EDWARD BUCKTON CARGILL
Edward Buckton Cargill was a trawler owner from Hull who was born on 25 May 1856 and died on 6 March 1914. His mother was Susannah Buckton who married James Allen Cargill, a lithographer from Perthshire. Her father was Edward Buckton, a mariner from Hull born in 1804/5.
Susannah's brother, also named Edward, set up a sweet factory in Hull. After running into financial difficulties, he sold the business in 1886 to Fred Needler for £100. Edward had taken on Fred as an 18 year old book-keeper 4 years earlier. Fred was obviously an astute businessman as this small enterprise grew into an established factory which still operates today.
Edward Buckton Cargill appears to have had something of a reputation and was not held in affection by his own children. Indeed, his household seems to have been a particularly unhappy place despite the fact that they enjoyed considerable luxury for the time.
As was the tradition at the time, Edward named a steam trawler launched in 1898 (H412) after himself. During the First World War, whilst just 2 hours out of port off Spurn Head, it struck a mine resulting in the loss of the vessel and all the crew.

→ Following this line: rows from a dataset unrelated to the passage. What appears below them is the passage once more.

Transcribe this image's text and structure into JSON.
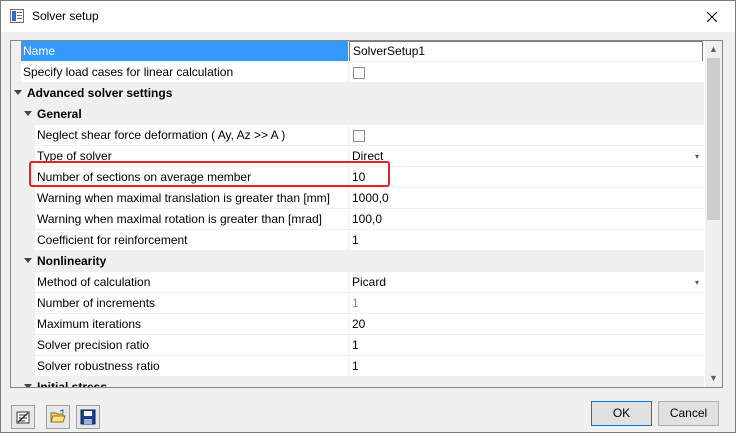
{
  "window": {
    "title": "Solver setup"
  },
  "grid": {
    "rows": [
      {
        "kind": "prop",
        "name": "Name",
        "value": "SolverSetup1",
        "editing": true,
        "selected": true
      },
      {
        "kind": "prop",
        "name": "Specify load cases for linear calculation",
        "value": "",
        "checkbox": true
      },
      {
        "kind": "cat",
        "level": 0,
        "name": "Advanced solver settings"
      },
      {
        "kind": "cat",
        "level": 1,
        "name": "General"
      },
      {
        "kind": "prop",
        "name": "Neglect shear force deformation ( Ay, Az >> A )",
        "value": "",
        "checkbox": true
      },
      {
        "kind": "prop",
        "name": "Type of solver",
        "value": "Direct",
        "dropdown": true
      },
      {
        "kind": "prop",
        "name": "Number of sections on average member",
        "value": "10",
        "highlighted": true
      },
      {
        "kind": "prop",
        "name": "Warning when maximal translation is greater than [mm]",
        "value": "1000,0"
      },
      {
        "kind": "prop",
        "name": "Warning when maximal rotation is greater than [mrad]",
        "value": "100,0"
      },
      {
        "kind": "prop",
        "name": "Coefficient for reinforcement",
        "value": "1"
      },
      {
        "kind": "cat",
        "level": 1,
        "name": "Nonlinearity"
      },
      {
        "kind": "prop",
        "name": "Method of calculation",
        "value": "Picard",
        "dropdown": true
      },
      {
        "kind": "prop",
        "name": "Number of increments",
        "value": "1",
        "greyed": true
      },
      {
        "kind": "prop",
        "name": "Maximum iterations",
        "value": "20"
      },
      {
        "kind": "prop",
        "name": "Solver precision ratio",
        "value": "1"
      },
      {
        "kind": "prop",
        "name": "Solver robustness ratio",
        "value": "1"
      },
      {
        "kind": "cat",
        "level": 1,
        "name": "Initial stress"
      }
    ],
    "scroll_position": 0.0
  },
  "toolbar": {
    "icons": [
      "clear-icon",
      "open-folder-icon",
      "save-icon"
    ]
  },
  "buttons": {
    "ok": "OK",
    "cancel": "Cancel"
  }
}
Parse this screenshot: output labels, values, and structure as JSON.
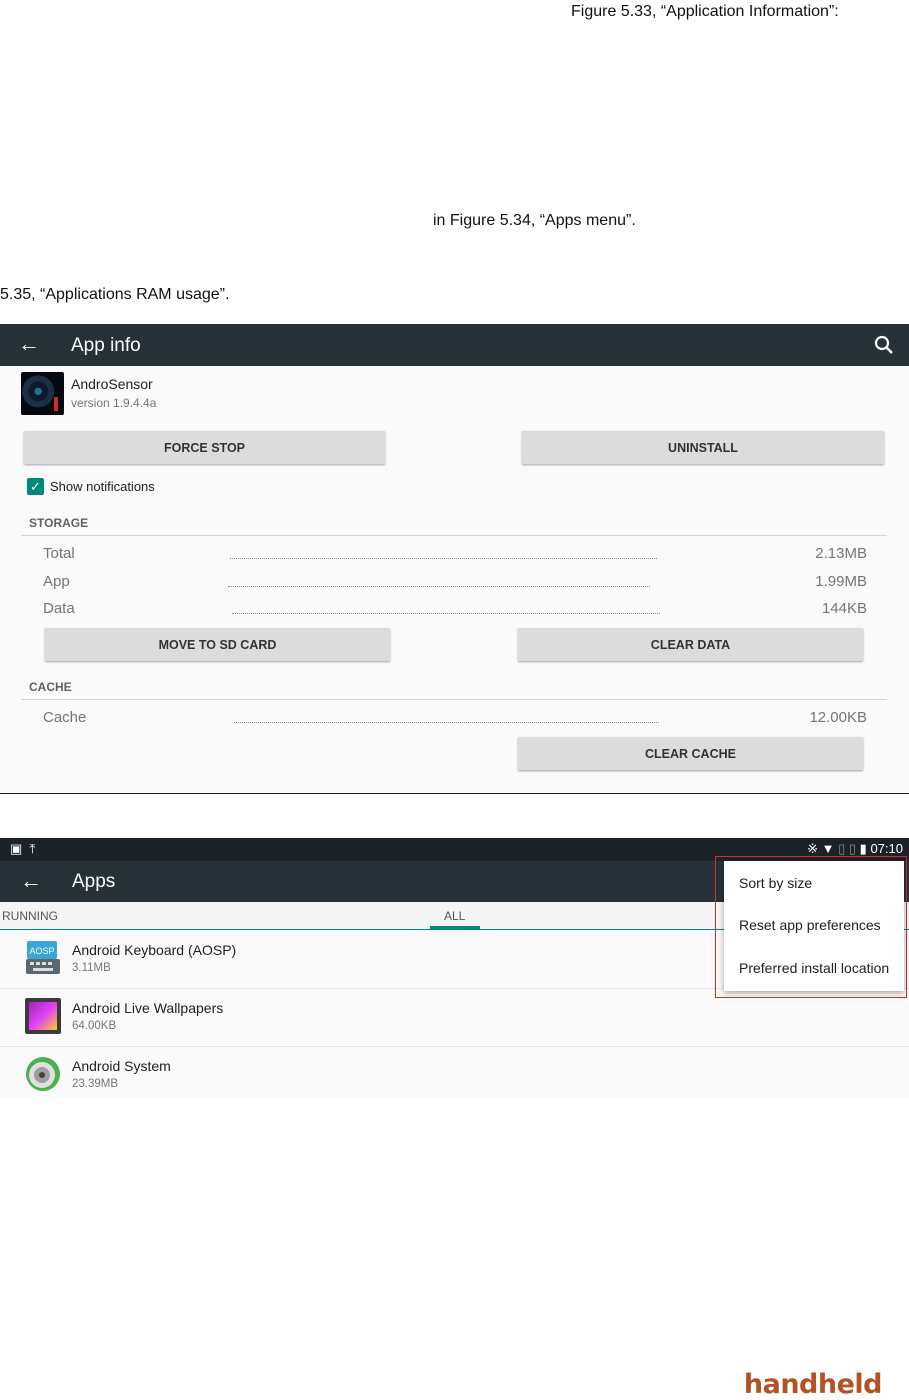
{
  "doc": {
    "line1": "Figure 5.33, “Application Information”:",
    "line2": "in Figure 5.34, “Apps menu”.",
    "line3": "5.35, “Applications RAM usage”."
  },
  "app_info": {
    "title": "App info",
    "app_name": "AndroSensor",
    "app_version": "version 1.9.4.4a",
    "force_stop": "FORCE STOP",
    "uninstall": "UNINSTALL",
    "show_notifications": "Show notifications",
    "storage_heading": "STORAGE",
    "storage_rows": [
      {
        "label": "Total",
        "value": "2.13MB"
      },
      {
        "label": "App",
        "value": "1.99MB"
      },
      {
        "label": "Data",
        "value": "144KB"
      }
    ],
    "move_to_sd": "MOVE TO SD CARD",
    "clear_data": "CLEAR DATA",
    "cache_heading": "CACHE",
    "cache_row": {
      "label": "Cache",
      "value": "12.00KB"
    },
    "clear_cache": "CLEAR CACHE",
    "accent": "#00897b",
    "toolbar_color": "#263238"
  },
  "apps_screen": {
    "time": "07:10",
    "title": "Apps",
    "tabs": [
      "RUNNING",
      "ALL"
    ],
    "apps": [
      {
        "name": "Android Keyboard (AOSP)",
        "size": "3.11MB",
        "icon": "keyboard-icon"
      },
      {
        "name": "Android Live Wallpapers",
        "size": "64.00KB",
        "icon": "wallpaper-icon"
      },
      {
        "name": "Android System",
        "size": "23.39MB",
        "icon": "android-system-icon"
      }
    ],
    "menu": [
      "Sort by size",
      "Reset app preferences",
      "Preferred install location"
    ],
    "highlight_color": "#d32f2f"
  },
  "brand": "handheld"
}
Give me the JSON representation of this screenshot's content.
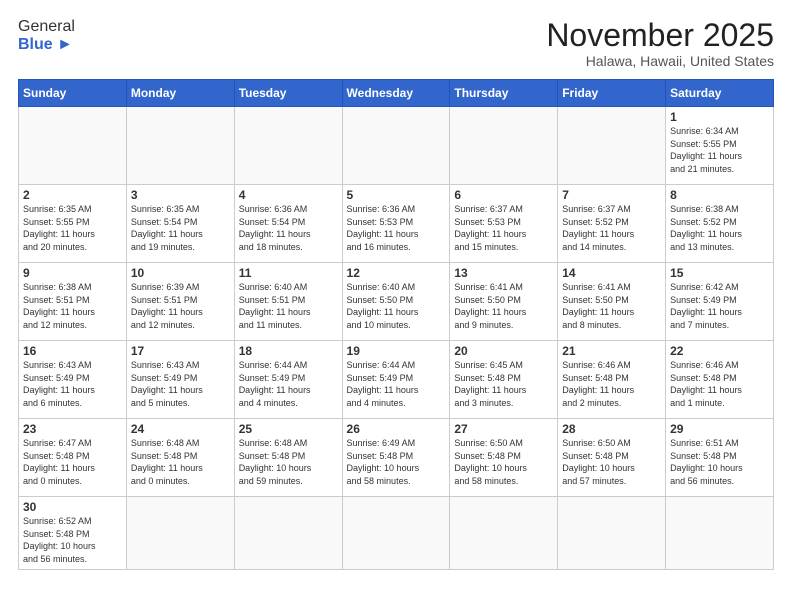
{
  "header": {
    "logo_text_normal": "General",
    "logo_text_bold": "Blue",
    "month_title": "November 2025",
    "location": "Halawa, Hawaii, United States"
  },
  "days_of_week": [
    "Sunday",
    "Monday",
    "Tuesday",
    "Wednesday",
    "Thursday",
    "Friday",
    "Saturday"
  ],
  "weeks": [
    [
      {
        "day": "",
        "info": ""
      },
      {
        "day": "",
        "info": ""
      },
      {
        "day": "",
        "info": ""
      },
      {
        "day": "",
        "info": ""
      },
      {
        "day": "",
        "info": ""
      },
      {
        "day": "",
        "info": ""
      },
      {
        "day": "1",
        "info": "Sunrise: 6:34 AM\nSunset: 5:55 PM\nDaylight: 11 hours\nand 21 minutes."
      }
    ],
    [
      {
        "day": "2",
        "info": "Sunrise: 6:35 AM\nSunset: 5:55 PM\nDaylight: 11 hours\nand 20 minutes."
      },
      {
        "day": "3",
        "info": "Sunrise: 6:35 AM\nSunset: 5:54 PM\nDaylight: 11 hours\nand 19 minutes."
      },
      {
        "day": "4",
        "info": "Sunrise: 6:36 AM\nSunset: 5:54 PM\nDaylight: 11 hours\nand 18 minutes."
      },
      {
        "day": "5",
        "info": "Sunrise: 6:36 AM\nSunset: 5:53 PM\nDaylight: 11 hours\nand 16 minutes."
      },
      {
        "day": "6",
        "info": "Sunrise: 6:37 AM\nSunset: 5:53 PM\nDaylight: 11 hours\nand 15 minutes."
      },
      {
        "day": "7",
        "info": "Sunrise: 6:37 AM\nSunset: 5:52 PM\nDaylight: 11 hours\nand 14 minutes."
      },
      {
        "day": "8",
        "info": "Sunrise: 6:38 AM\nSunset: 5:52 PM\nDaylight: 11 hours\nand 13 minutes."
      }
    ],
    [
      {
        "day": "9",
        "info": "Sunrise: 6:38 AM\nSunset: 5:51 PM\nDaylight: 11 hours\nand 12 minutes."
      },
      {
        "day": "10",
        "info": "Sunrise: 6:39 AM\nSunset: 5:51 PM\nDaylight: 11 hours\nand 12 minutes."
      },
      {
        "day": "11",
        "info": "Sunrise: 6:40 AM\nSunset: 5:51 PM\nDaylight: 11 hours\nand 11 minutes."
      },
      {
        "day": "12",
        "info": "Sunrise: 6:40 AM\nSunset: 5:50 PM\nDaylight: 11 hours\nand 10 minutes."
      },
      {
        "day": "13",
        "info": "Sunrise: 6:41 AM\nSunset: 5:50 PM\nDaylight: 11 hours\nand 9 minutes."
      },
      {
        "day": "14",
        "info": "Sunrise: 6:41 AM\nSunset: 5:50 PM\nDaylight: 11 hours\nand 8 minutes."
      },
      {
        "day": "15",
        "info": "Sunrise: 6:42 AM\nSunset: 5:49 PM\nDaylight: 11 hours\nand 7 minutes."
      }
    ],
    [
      {
        "day": "16",
        "info": "Sunrise: 6:43 AM\nSunset: 5:49 PM\nDaylight: 11 hours\nand 6 minutes."
      },
      {
        "day": "17",
        "info": "Sunrise: 6:43 AM\nSunset: 5:49 PM\nDaylight: 11 hours\nand 5 minutes."
      },
      {
        "day": "18",
        "info": "Sunrise: 6:44 AM\nSunset: 5:49 PM\nDaylight: 11 hours\nand 4 minutes."
      },
      {
        "day": "19",
        "info": "Sunrise: 6:44 AM\nSunset: 5:49 PM\nDaylight: 11 hours\nand 4 minutes."
      },
      {
        "day": "20",
        "info": "Sunrise: 6:45 AM\nSunset: 5:48 PM\nDaylight: 11 hours\nand 3 minutes."
      },
      {
        "day": "21",
        "info": "Sunrise: 6:46 AM\nSunset: 5:48 PM\nDaylight: 11 hours\nand 2 minutes."
      },
      {
        "day": "22",
        "info": "Sunrise: 6:46 AM\nSunset: 5:48 PM\nDaylight: 11 hours\nand 1 minute."
      }
    ],
    [
      {
        "day": "23",
        "info": "Sunrise: 6:47 AM\nSunset: 5:48 PM\nDaylight: 11 hours\nand 0 minutes."
      },
      {
        "day": "24",
        "info": "Sunrise: 6:48 AM\nSunset: 5:48 PM\nDaylight: 11 hours\nand 0 minutes."
      },
      {
        "day": "25",
        "info": "Sunrise: 6:48 AM\nSunset: 5:48 PM\nDaylight: 10 hours\nand 59 minutes."
      },
      {
        "day": "26",
        "info": "Sunrise: 6:49 AM\nSunset: 5:48 PM\nDaylight: 10 hours\nand 58 minutes."
      },
      {
        "day": "27",
        "info": "Sunrise: 6:50 AM\nSunset: 5:48 PM\nDaylight: 10 hours\nand 58 minutes."
      },
      {
        "day": "28",
        "info": "Sunrise: 6:50 AM\nSunset: 5:48 PM\nDaylight: 10 hours\nand 57 minutes."
      },
      {
        "day": "29",
        "info": "Sunrise: 6:51 AM\nSunset: 5:48 PM\nDaylight: 10 hours\nand 56 minutes."
      }
    ],
    [
      {
        "day": "30",
        "info": "Sunrise: 6:52 AM\nSunset: 5:48 PM\nDaylight: 10 hours\nand 56 minutes."
      },
      {
        "day": "",
        "info": ""
      },
      {
        "day": "",
        "info": ""
      },
      {
        "day": "",
        "info": ""
      },
      {
        "day": "",
        "info": ""
      },
      {
        "day": "",
        "info": ""
      },
      {
        "day": "",
        "info": ""
      }
    ]
  ]
}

Edward is buried in Hessle Cemetery near Hull, and his former residence, York Lodge, still exists today (see below). Several of Edward's sons continued in the trawling industry and, of these, Arthur was also prominent in public service as a City Councillor who also became Sheriff of Hull in 1934.
Much mystery surrounds the life of Edward Buckton Cargill, and if anyone has further information to add to the above, I should be grateful to hear from them.